Mineralizing emissions: advanced reactor designs for CO2 capture

In an advancing sustainable waste management and CO2 sequestration, researchers have crafted reactors that mineralize carbon dioxide with fly ash particles. This avant-garde technique is set to offer a sustainable and lasting solution to the pressing issue of greenhouse gas emissions, repurposing an industrial by-product in the process.
Mineralizing emissions: In an advancing sustainable waste management and CO2 sequestration, researchers have crafted reactors that mineralize carbon dioxide with fly ash particles. [Pixabay]
Mineralizing emissions: In an advancing sustainable waste management and CO2 sequestration, researchers have crafted reactors that mineralize carbon dioxide with fly ash particles. [Pixabay]

Mineralizing emissions: In an advancing sustainable waste management and CO2 sequestration, researchers have crafted reactors that mineralize carbon dioxide with fly ash particles. This avant-garde technique is set to offer a sustainable and lasting solution to the pressing issue of greenhouse gas emissions, repurposing an industrial by-product in the process.

The relentless march of industrialization has corresponded with a surge in CO2 emissions, a key driver of global warming. Existing carbon capture, utilization, and storage (CCUS) technologies grapple with issues of efficiency and cost. Fly ash, a coal combustion by-product, offers a promising avenue for CO2 mineralization, turning waste into a resource and curtailing emissions. Yet, prevailing reactor designs struggle to achieve the desired synergy between gas-particle interactions and operational efficacy. These hurdles underscore the imperative for an in-depth investigation into innovative reactor configurations and operational fine-tuning.

Shanghai Jiao Tong University's cutting-edge research on fly ash mineralization reactors was published in the Energy Storage and Saving journal on May 7, 2024. The study (DOI: 10.1016/j.enss.2024.04.002), subjected to meticulous computational optimization, unveils a pioneering reactor design anticipated to escalate the efficacy of CO2 capture and mineralization.

The research introduces a duo of reactor designs, each meticulously sculpted for CO2 mineralization via fly ash, with computational fluid dynamics at the helm of optimization.
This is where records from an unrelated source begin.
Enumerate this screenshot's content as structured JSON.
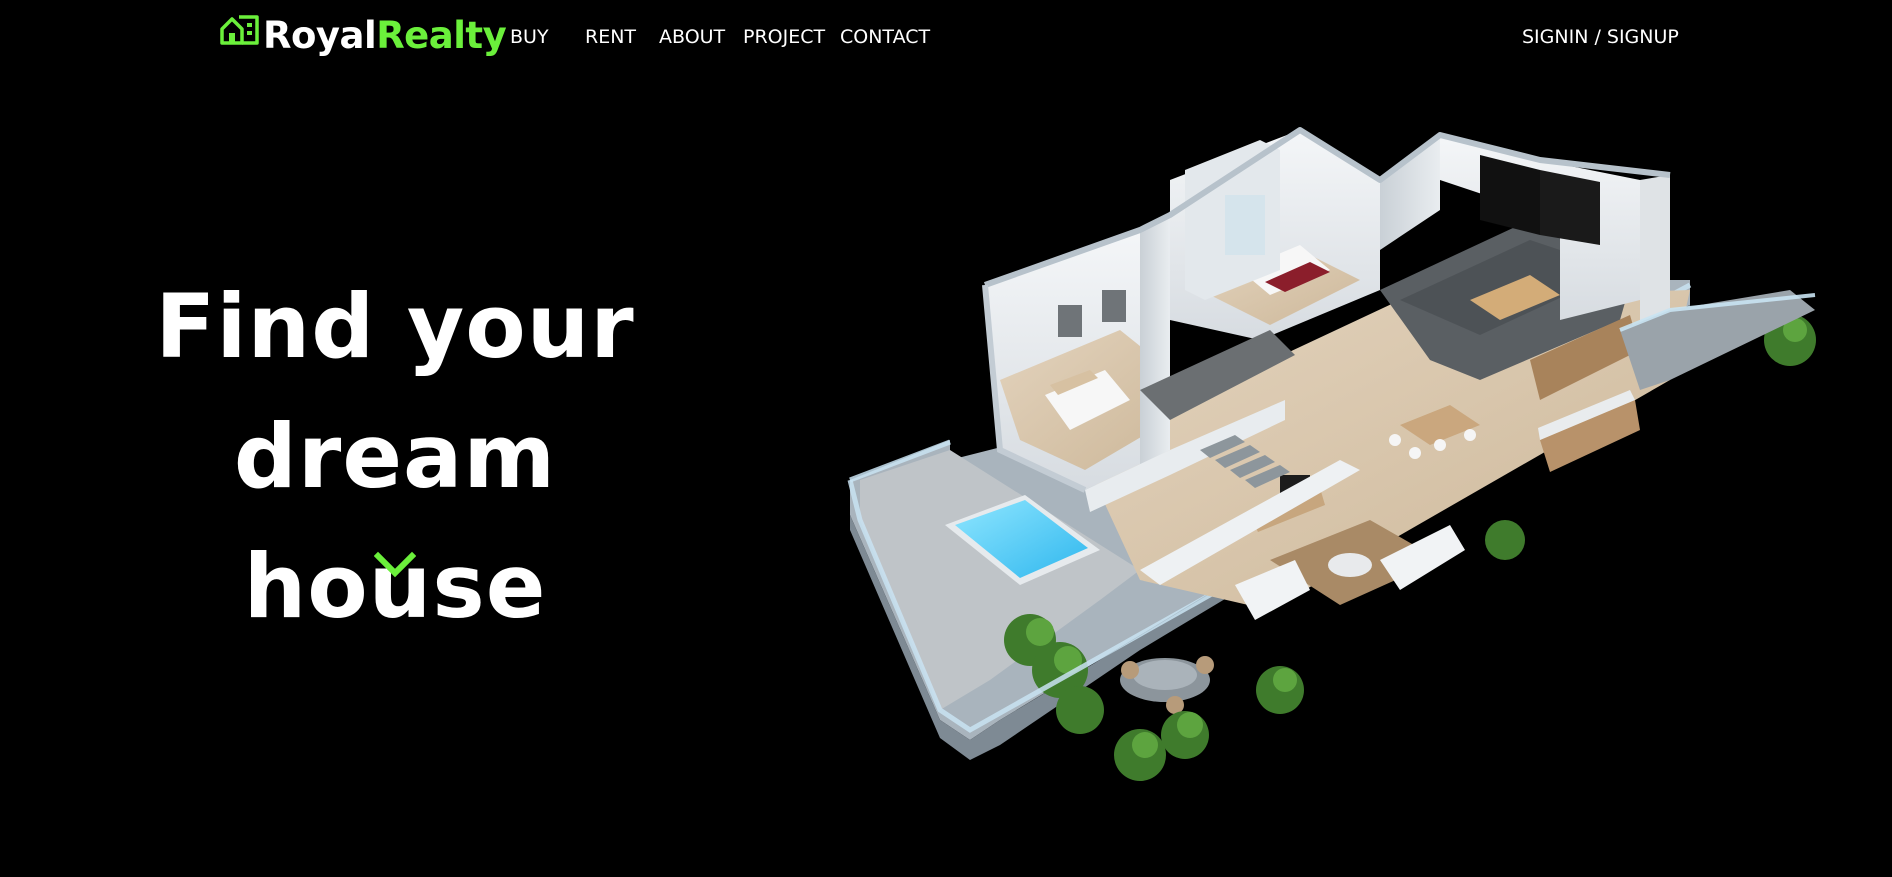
{
  "brand": {
    "name_part1": "Royal",
    "name_part2": "Realty",
    "accent_color": "#6bf03b",
    "icon": "house-building-icon"
  },
  "nav": {
    "buy": "BUY",
    "rent": "RENT",
    "about": "ABOUT",
    "project": "PROJECT",
    "contact": "CONTACT"
  },
  "auth": {
    "label": "SIGNIN / SIGNUP"
  },
  "hero": {
    "title_line1": "Find your dream",
    "title_line2": "house",
    "scroll_icon": "chevron-down-icon"
  },
  "colors": {
    "background": "#000000",
    "text": "#ffffff",
    "accent": "#6bf03b"
  }
}
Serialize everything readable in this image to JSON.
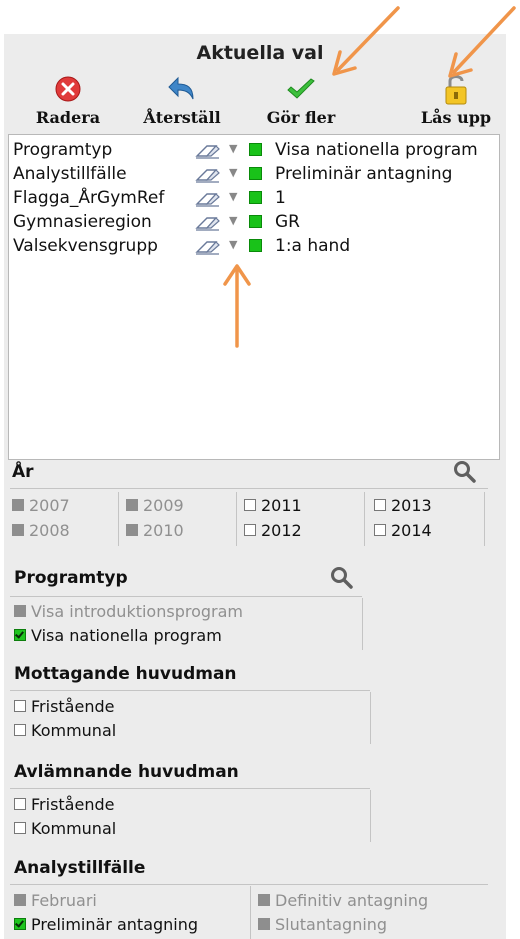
{
  "header": {
    "title": "Aktuella val"
  },
  "toolbar": {
    "delete_label": "Radera",
    "reset_label": "Återställ",
    "more_label": "Gör fler",
    "unlock_label": "Lås upp"
  },
  "selections": [
    {
      "field": "Programtyp",
      "value": "Visa nationella program"
    },
    {
      "field": "Analystillfälle",
      "value": "Preliminär antagning"
    },
    {
      "field": "Flagga_ÅrGymRef",
      "value": "1"
    },
    {
      "field": "Gymnasieregion",
      "value": "GR"
    },
    {
      "field": "Valsekvensgrupp",
      "value": "1:a hand"
    }
  ],
  "year": {
    "heading": "År",
    "items": [
      {
        "label": "2007",
        "state": "excluded"
      },
      {
        "label": "2009",
        "state": "excluded"
      },
      {
        "label": "2011",
        "state": "available"
      },
      {
        "label": "2013",
        "state": "available"
      },
      {
        "label": "2008",
        "state": "excluded"
      },
      {
        "label": "2010",
        "state": "excluded"
      },
      {
        "label": "2012",
        "state": "available"
      },
      {
        "label": "2014",
        "state": "available"
      }
    ]
  },
  "programtyp": {
    "heading": "Programtyp",
    "items": [
      {
        "label": "Visa introduktionsprogram",
        "state": "excluded"
      },
      {
        "label": "Visa nationella program",
        "state": "selected"
      }
    ]
  },
  "mottagande": {
    "heading": "Mottagande huvudman",
    "items": [
      {
        "label": "Fristående",
        "state": "available"
      },
      {
        "label": "Kommunal",
        "state": "available"
      }
    ]
  },
  "avlamnande": {
    "heading": "Avlämnande huvudman",
    "items": [
      {
        "label": "Fristående",
        "state": "available"
      },
      {
        "label": "Kommunal",
        "state": "available"
      }
    ]
  },
  "analystillfalle": {
    "heading": "Analystillfälle",
    "items": [
      {
        "label": "Februari",
        "state": "excluded"
      },
      {
        "label": "Definitiv antagning",
        "state": "excluded"
      },
      {
        "label": "Preliminär antagning",
        "state": "selected"
      },
      {
        "label": "Slutantagning",
        "state": "excluded"
      }
    ]
  },
  "colors": {
    "selected": "#1fc51f",
    "excluded": "#8e8e8e",
    "annotation_arrow": "#f0954a"
  },
  "icons": [
    "close-icon",
    "undo-icon",
    "checkmark-icon",
    "padlock-icon",
    "eraser-icon",
    "dropdown-arrow-icon",
    "magnifier-icon"
  ]
}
The impinging-type inlet design stands out for its capacity to amplify interfacial interactions, extending particle dwell times and significantly augmenting mineralization rates. The quadrilateral rotary-style inlet, conversely, champions streamlined flow for comprehensive mixing and reaction efficacy. A rigorous exploration of operational parameters—flue gas velocity, carrier gas velocity, and particle velocity—yielded optimal ranges that promise to propel reactor performance to new heights, ensuring efficient CO2 mineralization and phase separation post-reaction.

Dr. Liwei Wang, the study's principal investigator, remarked, "Our findings mark a significant leap forward in carbon capture and utilization technologies. By refining reactor designs and operational parameters, we've achieved a substantial leap in CO2 mineralization efficiency. This work is not only a boon to sustainable waste management but also presents a pragmatic strategy for curtailing industrial carbon emissions, aligning with global climate action initiatives."

The research bears profound implications for coal-fired power plants, offering a transformative use for the fly ash they generate. By channeling this by-product into CO2 mineralization, the study paves the way for diminished carbon emissions and a reduction in the environmental burden of fly ash disposal. The broader applications of this research are expansive, presenting a harmonious solution to waste management and CO2 sequestration that could very well redefine CCUS technology approaches. AlphaGalileo/SP

logo
NewsGram
www.newsgram.com